Most people simply don't know how to address someone they engage with professionally.
We women are often at the receiving end of such ignorance -- often from sexist ignoramuses, says Veenu Sandhu.
Illustration: Uttam Ghosh/Rediff.com
Smriti Irani, the mercurial HRD minister, has taken offence. Again. The object of her ire this time is Bihar's education minister, Ashok Choudhary, who had the audacity of addressing her as 'Dear Smriti Iraniji' in a tweet.
He was questioning her about the new education policy, but Irani chose to focus on another issue. 'Since when have you started addressing women as 'Dear' Ashokji?' she shot back. And, with that, a battle broke out between the two on Twitter. (For a name this innocuous, this little bird somehow brings out the nastiest in us.)
A day later, in a Facebook post signed 'Aunty National,' Irani gave a long-winded explanation of why that 'Dear' was offensive. She spoke of how, at every stage of her life and career -- as a successful TV personality and then as a successful politician -- she, and scores of women, are told to 'zip it' and ignore attempts to humiliate them.
While I think that Irani might have genuinely -- or deliberately -- misread the intention behind an innocuous 'dear', I understand where she is coming from.
Growing up in India, where sexism is culturally ingrained and where seemingly harmless actions and words might not be as innocent as they are guised as, we women walk around with a little red bulb in our heads.
It lights up every time we suspect something might not be as chaste as it appears to be.
But there are those rare moments -- very, very rare -- when it raises a false alarm. This appears to be one such moment.

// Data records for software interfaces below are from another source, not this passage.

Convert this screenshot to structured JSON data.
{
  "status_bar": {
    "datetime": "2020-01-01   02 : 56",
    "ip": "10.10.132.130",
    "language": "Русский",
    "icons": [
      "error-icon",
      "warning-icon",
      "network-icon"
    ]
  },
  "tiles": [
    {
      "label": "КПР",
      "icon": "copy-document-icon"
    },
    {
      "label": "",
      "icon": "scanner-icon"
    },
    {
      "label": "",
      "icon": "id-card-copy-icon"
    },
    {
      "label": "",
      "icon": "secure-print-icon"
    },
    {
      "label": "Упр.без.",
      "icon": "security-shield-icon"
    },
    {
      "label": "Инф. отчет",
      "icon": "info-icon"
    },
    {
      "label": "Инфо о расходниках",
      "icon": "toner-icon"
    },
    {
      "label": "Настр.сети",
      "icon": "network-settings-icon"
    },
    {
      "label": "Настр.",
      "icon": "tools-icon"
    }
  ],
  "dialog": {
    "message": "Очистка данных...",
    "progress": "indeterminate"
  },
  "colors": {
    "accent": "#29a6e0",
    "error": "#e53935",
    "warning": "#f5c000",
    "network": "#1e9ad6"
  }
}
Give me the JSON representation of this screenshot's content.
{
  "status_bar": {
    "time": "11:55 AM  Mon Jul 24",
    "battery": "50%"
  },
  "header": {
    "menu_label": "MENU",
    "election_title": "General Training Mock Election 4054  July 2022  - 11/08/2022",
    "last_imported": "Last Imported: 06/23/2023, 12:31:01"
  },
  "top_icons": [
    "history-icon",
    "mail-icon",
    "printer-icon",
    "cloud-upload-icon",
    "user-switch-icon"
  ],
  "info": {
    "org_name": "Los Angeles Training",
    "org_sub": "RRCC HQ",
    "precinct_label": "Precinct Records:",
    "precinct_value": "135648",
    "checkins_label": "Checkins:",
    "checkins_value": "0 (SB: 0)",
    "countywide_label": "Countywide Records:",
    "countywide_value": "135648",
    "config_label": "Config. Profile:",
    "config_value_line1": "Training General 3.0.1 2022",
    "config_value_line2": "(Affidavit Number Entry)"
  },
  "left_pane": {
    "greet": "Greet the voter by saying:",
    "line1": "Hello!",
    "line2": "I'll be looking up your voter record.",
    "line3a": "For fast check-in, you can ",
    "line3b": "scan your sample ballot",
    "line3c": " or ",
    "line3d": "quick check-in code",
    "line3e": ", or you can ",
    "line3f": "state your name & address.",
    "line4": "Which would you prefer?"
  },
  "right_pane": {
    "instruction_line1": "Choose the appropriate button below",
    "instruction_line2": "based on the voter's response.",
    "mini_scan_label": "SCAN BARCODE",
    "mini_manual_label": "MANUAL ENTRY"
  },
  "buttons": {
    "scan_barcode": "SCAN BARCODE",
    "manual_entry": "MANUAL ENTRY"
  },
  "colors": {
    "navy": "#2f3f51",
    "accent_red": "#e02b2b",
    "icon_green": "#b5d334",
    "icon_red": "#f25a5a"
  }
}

I remember once interviewing a rather benign gentleman from Irani's Bharatiya Janata Party, who is now a minister. At the end of the interview, he signed off with an, "Okay dearrr." Ping! That little red bulb in my head promptly lit up. What did he mean by that "dearrr"?
Some months later, a colleague had the very same encounter. "Okay Dearrr," he said to her too. We exchanged notes.
After a little investigation, it emerged that that's the way the gentleman addresses everybody, woman or man. Phew! That was a relief, though I wish somebody would tell him that his "dearrr" carries a high possibility of being misconstrued.
This, in fact, is a serious problem with a lot of people. They simply don't seem to know how to address someone they engage with professionally. We women are often at the receiving end of such ignorance -- often from sexist ignoramuses.
Earlier this year, while speaking in New York at the Women in the World Summit presented by renowned journalist and author Tina Brown, PepsiCo CEO Indra Nooyi said she 'hates' being called 'sweetie' or 'honey.' What? Nooyi too? A woman that high up in the professional ladder?
I have had women, often from the world of public relations, addressing me as "Babe," "Honey" and "Darling," which is both unprofessional and presumptuous. At moments like these, I am extremely grateful for the 'block' option on my phone.
There have been other experiences too, both annoying and comical, while reporting and interviewing men, often young and middle-aged, in the towns of north India. The only time they will make a brief eye contact with me is during the initial and the final namaste. For the rest of the interaction, I might as well be a ghost voice in the room.
It's quite fascinating actually. I am asking the questions and they are replying to them, while all the time looking at the male photojournalist accompanying me. I am there, yet I am not there. I am seen, yet I am not seen.
Sometimes, I imagine that I am an invisible force and the person I am interviewing is in some kind of a trance, compelled to answer all my questions but, out of some mysterious fear, not daring to look at the source of the voice.
I am not the only woman journalist to have experienced this -- my women colleagues also speak of such exasperating-comical experiences sometimes.
I don't know what is worse -- being 'babe-d', 'honey-ed' and 'darling-ed' or being ignored, while at the same time being acknowledged. For me, I think, it is the former.
Coming back to Smriti Irani.
Yes, Minister, there is sexism and all women encounter it.
Yes, we must keep those little red bulbs alert and active.
And yes, we must soldier on.
But we must also recognise when a 'dear' -- or 'dearrr' -- carries no sinister motive.